> [What you are asked to do]
Repeat the listing in full, word for word.

> [Provided records]

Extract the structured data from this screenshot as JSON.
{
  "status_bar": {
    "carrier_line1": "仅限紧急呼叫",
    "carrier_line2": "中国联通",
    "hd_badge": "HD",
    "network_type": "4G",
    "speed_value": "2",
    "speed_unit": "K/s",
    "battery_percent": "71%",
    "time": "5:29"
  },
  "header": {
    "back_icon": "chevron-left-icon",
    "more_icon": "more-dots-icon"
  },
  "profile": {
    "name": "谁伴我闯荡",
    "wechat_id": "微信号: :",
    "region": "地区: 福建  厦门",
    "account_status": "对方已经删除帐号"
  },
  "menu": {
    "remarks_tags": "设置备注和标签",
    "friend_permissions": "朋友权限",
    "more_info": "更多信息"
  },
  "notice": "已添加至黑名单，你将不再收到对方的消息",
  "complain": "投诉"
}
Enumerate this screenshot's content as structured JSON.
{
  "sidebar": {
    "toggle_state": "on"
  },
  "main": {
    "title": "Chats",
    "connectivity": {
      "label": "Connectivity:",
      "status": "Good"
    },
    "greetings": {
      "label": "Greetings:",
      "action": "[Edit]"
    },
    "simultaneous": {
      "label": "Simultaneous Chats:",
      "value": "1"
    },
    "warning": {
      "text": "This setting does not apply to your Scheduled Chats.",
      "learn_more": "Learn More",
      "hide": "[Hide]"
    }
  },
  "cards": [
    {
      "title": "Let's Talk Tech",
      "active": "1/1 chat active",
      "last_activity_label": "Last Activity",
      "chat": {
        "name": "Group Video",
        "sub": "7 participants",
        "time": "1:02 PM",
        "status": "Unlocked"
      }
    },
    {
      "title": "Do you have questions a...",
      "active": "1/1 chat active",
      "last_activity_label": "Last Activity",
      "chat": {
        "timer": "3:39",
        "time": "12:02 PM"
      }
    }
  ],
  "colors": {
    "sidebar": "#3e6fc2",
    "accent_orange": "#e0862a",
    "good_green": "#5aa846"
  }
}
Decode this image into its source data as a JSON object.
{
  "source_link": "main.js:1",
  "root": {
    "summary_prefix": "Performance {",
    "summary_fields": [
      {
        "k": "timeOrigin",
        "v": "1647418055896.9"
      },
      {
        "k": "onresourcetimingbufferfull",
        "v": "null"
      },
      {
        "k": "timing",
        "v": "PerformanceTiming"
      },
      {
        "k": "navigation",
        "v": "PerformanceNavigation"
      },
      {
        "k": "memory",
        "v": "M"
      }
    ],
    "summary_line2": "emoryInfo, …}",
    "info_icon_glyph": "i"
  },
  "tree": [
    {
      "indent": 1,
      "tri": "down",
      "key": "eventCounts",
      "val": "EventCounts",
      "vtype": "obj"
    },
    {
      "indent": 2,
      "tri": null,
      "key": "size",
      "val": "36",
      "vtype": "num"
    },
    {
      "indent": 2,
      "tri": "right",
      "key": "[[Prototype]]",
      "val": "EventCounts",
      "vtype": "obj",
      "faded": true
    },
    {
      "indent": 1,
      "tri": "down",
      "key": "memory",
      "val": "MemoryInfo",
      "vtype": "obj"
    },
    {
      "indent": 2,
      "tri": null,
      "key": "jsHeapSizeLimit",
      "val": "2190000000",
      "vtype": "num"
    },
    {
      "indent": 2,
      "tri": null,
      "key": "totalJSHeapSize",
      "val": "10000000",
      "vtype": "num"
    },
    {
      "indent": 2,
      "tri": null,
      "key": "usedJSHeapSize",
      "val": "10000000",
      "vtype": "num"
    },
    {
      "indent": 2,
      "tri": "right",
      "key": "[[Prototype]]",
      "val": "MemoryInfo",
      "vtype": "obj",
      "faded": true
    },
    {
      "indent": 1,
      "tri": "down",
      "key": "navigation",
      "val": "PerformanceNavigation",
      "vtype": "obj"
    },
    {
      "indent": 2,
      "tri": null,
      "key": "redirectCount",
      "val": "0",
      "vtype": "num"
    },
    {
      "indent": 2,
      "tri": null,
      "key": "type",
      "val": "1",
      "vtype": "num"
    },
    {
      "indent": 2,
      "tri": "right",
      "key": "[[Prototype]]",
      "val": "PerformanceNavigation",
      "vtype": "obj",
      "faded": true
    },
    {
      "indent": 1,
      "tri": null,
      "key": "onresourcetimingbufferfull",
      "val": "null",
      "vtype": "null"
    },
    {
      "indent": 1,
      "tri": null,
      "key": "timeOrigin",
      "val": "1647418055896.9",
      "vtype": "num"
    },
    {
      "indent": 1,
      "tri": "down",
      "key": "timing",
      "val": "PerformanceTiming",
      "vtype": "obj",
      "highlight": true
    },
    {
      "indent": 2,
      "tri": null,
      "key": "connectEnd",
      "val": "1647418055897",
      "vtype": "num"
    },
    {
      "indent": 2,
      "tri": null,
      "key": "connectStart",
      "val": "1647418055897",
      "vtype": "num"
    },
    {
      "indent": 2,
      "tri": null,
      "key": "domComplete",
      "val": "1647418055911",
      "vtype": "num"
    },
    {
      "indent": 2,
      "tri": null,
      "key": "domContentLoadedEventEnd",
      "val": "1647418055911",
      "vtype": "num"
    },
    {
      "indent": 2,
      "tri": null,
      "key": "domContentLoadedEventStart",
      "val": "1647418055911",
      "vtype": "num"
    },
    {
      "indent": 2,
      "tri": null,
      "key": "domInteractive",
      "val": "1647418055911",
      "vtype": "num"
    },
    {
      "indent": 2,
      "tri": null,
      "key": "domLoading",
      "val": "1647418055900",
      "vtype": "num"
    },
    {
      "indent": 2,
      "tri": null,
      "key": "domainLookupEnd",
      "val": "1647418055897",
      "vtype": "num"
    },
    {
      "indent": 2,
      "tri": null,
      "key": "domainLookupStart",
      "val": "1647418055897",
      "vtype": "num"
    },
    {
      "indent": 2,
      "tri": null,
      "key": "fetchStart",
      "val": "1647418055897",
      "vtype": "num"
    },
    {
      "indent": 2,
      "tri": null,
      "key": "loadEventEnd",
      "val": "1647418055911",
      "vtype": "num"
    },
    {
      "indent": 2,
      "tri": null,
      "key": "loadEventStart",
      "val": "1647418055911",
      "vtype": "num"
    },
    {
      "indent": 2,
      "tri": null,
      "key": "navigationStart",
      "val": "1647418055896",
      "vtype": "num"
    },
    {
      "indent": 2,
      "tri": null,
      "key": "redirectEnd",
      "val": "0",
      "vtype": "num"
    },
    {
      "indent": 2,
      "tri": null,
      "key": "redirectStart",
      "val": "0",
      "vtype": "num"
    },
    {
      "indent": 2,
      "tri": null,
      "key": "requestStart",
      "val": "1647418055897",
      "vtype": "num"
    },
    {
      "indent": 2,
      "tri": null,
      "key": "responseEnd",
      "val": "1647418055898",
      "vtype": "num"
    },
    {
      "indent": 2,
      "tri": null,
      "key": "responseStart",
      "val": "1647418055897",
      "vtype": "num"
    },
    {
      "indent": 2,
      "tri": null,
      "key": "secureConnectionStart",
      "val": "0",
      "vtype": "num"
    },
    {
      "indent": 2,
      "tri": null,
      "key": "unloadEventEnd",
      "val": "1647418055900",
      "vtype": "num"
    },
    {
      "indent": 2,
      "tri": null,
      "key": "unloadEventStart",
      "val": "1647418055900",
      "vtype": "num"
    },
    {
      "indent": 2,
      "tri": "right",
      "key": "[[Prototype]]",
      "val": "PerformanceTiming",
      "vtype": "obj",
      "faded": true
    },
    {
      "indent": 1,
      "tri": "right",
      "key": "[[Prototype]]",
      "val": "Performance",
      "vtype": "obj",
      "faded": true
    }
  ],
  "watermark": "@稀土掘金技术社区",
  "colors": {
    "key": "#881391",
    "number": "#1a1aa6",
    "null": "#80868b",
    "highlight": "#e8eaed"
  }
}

> [Worked solution]
Extract the structured data from this screenshot as JSON.
{
  "status_bar": {
    "carrier_line1": "仅限紧急呼叫",
    "carrier_line2": "中国联通",
    "hd_badge": "HD",
    "network_type": "4G",
    "speed_value": "2",
    "speed_unit": "K/s",
    "battery_percent": "71%",
    "time": "5:29"
  },
  "header": {
    "back_icon": "chevron-left-icon",
    "more_icon": "more-dots-icon"
  },
  "profile": {
    "name": "谁伴我闯荡",
    "wechat_id": "微信号: :",
    "region": "地区: 福建  厦门",
    "account_status": "对方已经删除帐号"
  },
  "menu": {
    "remarks_tags": "设置备注和标签",
    "friend_permissions": "朋友权限",
    "more_info": "更多信息"
  },
  "notice": "已添加至黑名单，你将不再收到对方的消息",
  "complain": "投诉"
}
Enumerate this screenshot's content as structured JSON.
{
  "sidebar": {
    "toggle_state": "on"
  },
  "main": {
    "title": "Chats",
    "connectivity": {
      "label": "Connectivity:",
      "status": "Good"
    },
    "greetings": {
      "label": "Greetings:",
      "action": "[Edit]"
    },
    "simultaneous": {
      "label": "Simultaneous Chats:",
      "value": "1"
    },
    "warning": {
      "text": "This setting does not apply to your Scheduled Chats.",
      "learn_more": "Learn More",
      "hide": "[Hide]"
    }
  },
  "cards": [
    {
      "title": "Let's Talk Tech",
      "active": "1/1 chat active",
      "last_activity_label": "Last Activity",
      "chat": {
        "name": "Group Video",
        "sub": "7 participants",
        "time": "1:02 PM",
        "status": "Unlocked"
      }
    },
    {
      "title": "Do you have questions a...",
      "active": "1/1 chat active",
      "last_activity_label": "Last Activity",
      "chat": {
        "timer": "3:39",
        "time": "12:02 PM"
      }
    }
  ],
  "colors": {
    "sidebar": "#3e6fc2",
    "accent_orange": "#e0862a",
    "good_green": "#5aa846"
  }
}
Decode this image into its source data as a JSON object.
{
  "source_link": "main.js:1",
  "root": {
    "summary_prefix": "Performance {",
    "summary_fields": [
      {
        "k": "timeOrigin",
        "v": "1647418055896.9"
      },
      {
        "k": "onresourcetimingbufferfull",
        "v": "null"
      },
      {
        "k": "timing",
        "v": "PerformanceTiming"
      },
      {
        "k": "navigation",
        "v": "PerformanceNavigation"
      },
      {
        "k": "memory",
        "v": "M"
      }
    ],
    "summary_line2": "emoryInfo, …}",
    "info_icon_glyph": "i"
  },
  "tree": [
    {
      "indent": 1,
      "tri": "down",
      "key": "eventCounts",
      "val": "EventCounts",
      "vtype": "obj"
    },
    {
      "indent": 2,
      "tri": null,
      "key": "size",
      "val": "36",
      "vtype": "num"
    },
    {
      "indent": 2,
      "tri": "right",
      "key": "[[Prototype]]",
      "val": "EventCounts",
      "vtype": "obj",
      "faded": true
    },
    {
      "indent": 1,
      "tri": "down",
      "key": "memory",
      "val": "MemoryInfo",
      "vtype": "obj"
    },
    {
      "indent": 2,
      "tri": null,
      "key": "jsHeapSizeLimit",
      "val": "2190000000",
      "vtype": "num"
    },
    {
      "indent": 2,
      "tri": null,
      "key": "totalJSHeapSize",
      "val": "10000000",
      "vtype": "num"
    },
    {
      "indent": 2,
      "tri": null,
      "key": "usedJSHeapSize",
      "val": "10000000",
      "vtype": "num"
    },
    {
      "indent": 2,
      "tri": "right",
      "key": "[[Prototype]]",
      "val": "MemoryInfo",
      "vtype": "obj",
      "faded": true
    },
    {
      "indent": 1,
      "tri": "down",
      "key": "navigation",
      "val": "PerformanceNavigation",
      "vtype": "obj"
    },
    {
      "indent": 2,
      "tri": null,
      "key": "redirectCount",
      "val": "0",
      "vtype": "num"
    },
    {
      "indent": 2,
      "tri": null,
      "key": "type",
      "val": "1",
      "vtype": "num"
    },
    {
      "indent": 2,
      "tri": "right",
      "key": "[[Prototype]]",
      "val": "PerformanceNavigation",
      "vtype": "obj",
      "faded": true
    },
    {
      "indent": 1,
      "tri": null,
      "key": "onresourcetimingbufferfull",
      "val": "null",
      "vtype": "null"
    },
    {
      "indent": 1,
      "tri": null,
      "key": "timeOrigin",
      "val": "1647418055896.9",
      "vtype": "num"
    },
    {
      "indent": 1,
      "tri": "down",
      "key": "timing",
      "val": "PerformanceTiming",
      "vtype": "obj",
      "highlight": true
    },
    {
      "indent": 2,
      "tri": null,
      "key": "connectEnd",
      "val": "1647418055897",
      "vtype": "num"
    },
    {
      "indent": 2,
      "tri": null,
      "key": "connectStart",
      "val": "1647418055897",
      "vtype": "num"
    },
    {
      "indent": 2,
      "tri": null,
      "key": "domComplete",
      "val": "1647418055911",
      "vtype": "num"
    },
    {
      "indent": 2,
      "tri": null,
      "key": "domContentLoadedEventEnd",
      "val": "1647418055911",
      "vtype": "num"
    },
    {
      "indent": 2,
      "tri": null,
      "key": "domContentLoadedEventStart",
      "val": "1647418055911",
      "vtype": "num"
    },
    {
      "indent": 2,
      "tri": null,
      "key": "domInteractive",
      "val": "1647418055911",
      "vtype": "num"
    },
    {
      "indent": 2,
      "tri": null,
      "key": "domLoading",
      "val": "1647418055900",
      "vtype": "num"
    },
    {
      "indent": 2,
      "tri": null,
      "key": "domainLookupEnd",
      "val": "1647418055897",
      "vtype": "num"
    },
    {
      "indent": 2,
      "tri": null,
      "key": "domainLookupStart",
      "val": "1647418055897",
      "vtype": "num"
    },
    {
      "indent": 2,
      "tri": null,
      "key": "fetchStart",
      "val": "1647418055897",
      "vtype": "num"
    },
    {
      "indent": 2,
      "tri": null,
      "key": "loadEventEnd",
      "val": "1647418055911",
      "vtype": "num"
    },
    {
      "indent": 2,
      "tri": null,
      "key": "loadEventStart",
      "val": "1647418055911",
      "vtype": "num"
    },
    {
      "indent": 2,
      "tri": null,
      "key": "navigationStart",
      "val": "1647418055896",
      "vtype": "num"
    },
    {
      "indent": 2,
      "tri": null,
      "key": "redirectEnd",
      "val": "0",
      "vtype": "num"
    },
    {
      "indent": 2,
      "tri": null,
      "key": "redirectStart",
      "val": "0",
      "vtype": "num"
    },
    {
      "indent": 2,
      "tri": null,
      "key": "requestStart",
      "val": "1647418055897",
      "vtype": "num"
    },
    {
      "indent": 2,
      "tri": null,
      "key": "responseEnd",
      "val": "1647418055898",
      "vtype": "num"
    },
    {
      "indent": 2,
      "tri": null,
      "key": "responseStart",
      "val": "1647418055897",
      "vtype": "num"
    },
    {
      "indent": 2,
      "tri": null,
      "key": "secureConnectionStart",
      "val": "0",
      "vtype": "num"
    },
    {
      "indent": 2,
      "tri": null,
      "key": "unloadEventEnd",
      "val": "1647418055900",
      "vtype": "num"
    },
    {
      "indent": 2,
      "tri": null,
      "key": "unloadEventStart",
      "val": "1647418055900",
      "vtype": "num"
    },
    {
      "indent": 2,
      "tri": "right",
      "key": "[[Prototype]]",
      "val": "PerformanceTiming",
      "vtype": "obj",
      "faded": true
    },
    {
      "indent": 1,
      "tri": "right",
      "key": "[[Prototype]]",
      "val": "Performance",
      "vtype": "obj",
      "faded": true
    }
  ],
  "watermark": "@稀土掘金技术社区",
  "colors": {
    "key": "#881391",
    "number": "#1a1aa6",
    "null": "#80868b",
    "highlight": "#e8eaed"
  }
}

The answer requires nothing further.